Information given Start Marker
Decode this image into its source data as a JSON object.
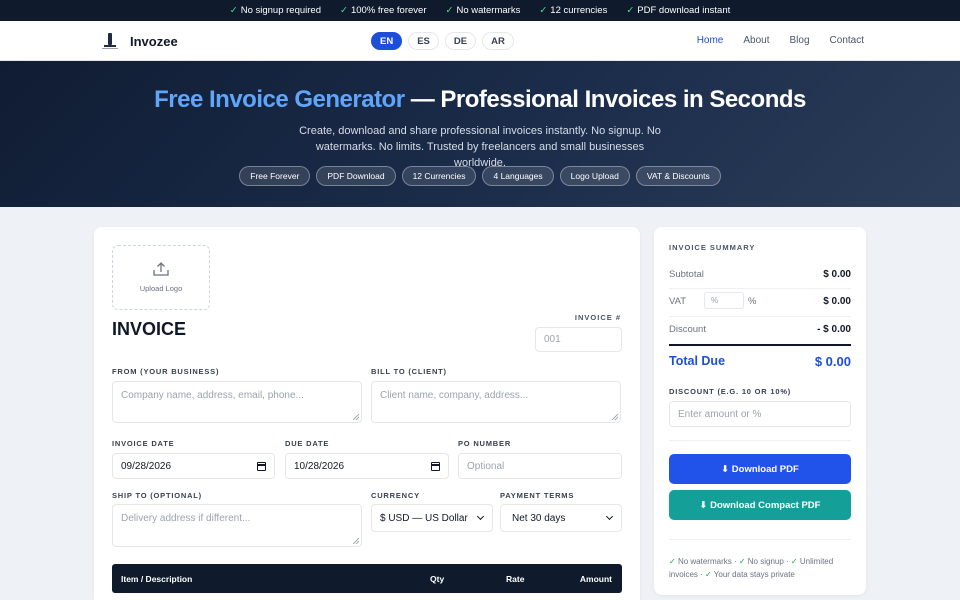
{
  "topbar": {
    "items": [
      "No signup required",
      "100% free forever",
      "No watermarks",
      "12 currencies",
      "PDF download instant"
    ]
  },
  "nav": {
    "brand": "Invozee",
    "languages": [
      "EN",
      "ES",
      "DE",
      "AR"
    ],
    "active_language": "EN",
    "links": [
      "Home",
      "About",
      "Blog",
      "Contact"
    ],
    "active_link": "Home"
  },
  "hero": {
    "title_highlight": "Free Invoice Generator",
    "title_rest": " — Professional Invoices in Seconds",
    "subtitle": "Create, download and share professional invoices instantly. No signup. No watermarks. No limits. Trusted by freelancers and small businesses worldwide.",
    "pills": [
      "Free Forever",
      "PDF Download",
      "12 Currencies",
      "4 Languages",
      "Logo Upload",
      "VAT & Discounts"
    ]
  },
  "invoice": {
    "upload_logo": "Upload Logo",
    "title": "INVOICE",
    "number_label": "INVOICE #",
    "number_placeholder": "001",
    "from_label": "FROM (YOUR BUSINESS)",
    "from_placeholder": "Company name, address, email, phone...",
    "bill_to_label": "BILL TO (CLIENT)",
    "bill_to_placeholder": "Client name, company, address...",
    "invoice_date_label": "INVOICE DATE",
    "invoice_date": "09/28/2026",
    "due_date_label": "DUE DATE",
    "due_date": "10/28/2026",
    "po_label": "PO NUMBER",
    "po_placeholder": "Optional",
    "ship_to_label": "SHIP TO (OPTIONAL)",
    "ship_to_placeholder": "Delivery address if different...",
    "currency_label": "CURRENCY",
    "currency_value": "$ USD — US Dollar",
    "terms_label": "PAYMENT TERMS",
    "terms_value": "Net 30 days",
    "table_headers": [
      "Item / Description",
      "Qty",
      "Rate",
      "Amount"
    ]
  },
  "summary": {
    "title": "INVOICE SUMMARY",
    "subtotal_label": "Subtotal",
    "subtotal": "$ 0.00",
    "vat_label": "VAT",
    "vat_placeholder": "%",
    "vat_pct": "%",
    "vat_value": "$ 0.00",
    "discount_label": "Discount",
    "discount_value": "- $ 0.00",
    "total_label": "Total Due",
    "total_value": "$ 0.00",
    "discount_input_label": "DISCOUNT (E.G. 10 OR 10%)",
    "discount_input_placeholder": "Enter amount or %",
    "download_pdf": "⬇ Download PDF",
    "download_compact": "⬇ Download Compact PDF",
    "trust_1": "No watermarks",
    "trust_2": "No signup",
    "trust_3": "Unlimited invoices",
    "trust_4": "Your data stays private"
  },
  "colors": {
    "accent": "#1d4ed8",
    "hero_bg": "#101c33",
    "teal": "#14a098",
    "check": "#4ade80"
  }
}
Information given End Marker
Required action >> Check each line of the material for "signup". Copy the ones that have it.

Expected output >>
      "No signup required",
    "subtitle": "Create, download and share professional invoices instantly. No signup. No watermarks. No limits. Trusted by freelancers and small businesses worldwide.",
    "trust_2": "No signup",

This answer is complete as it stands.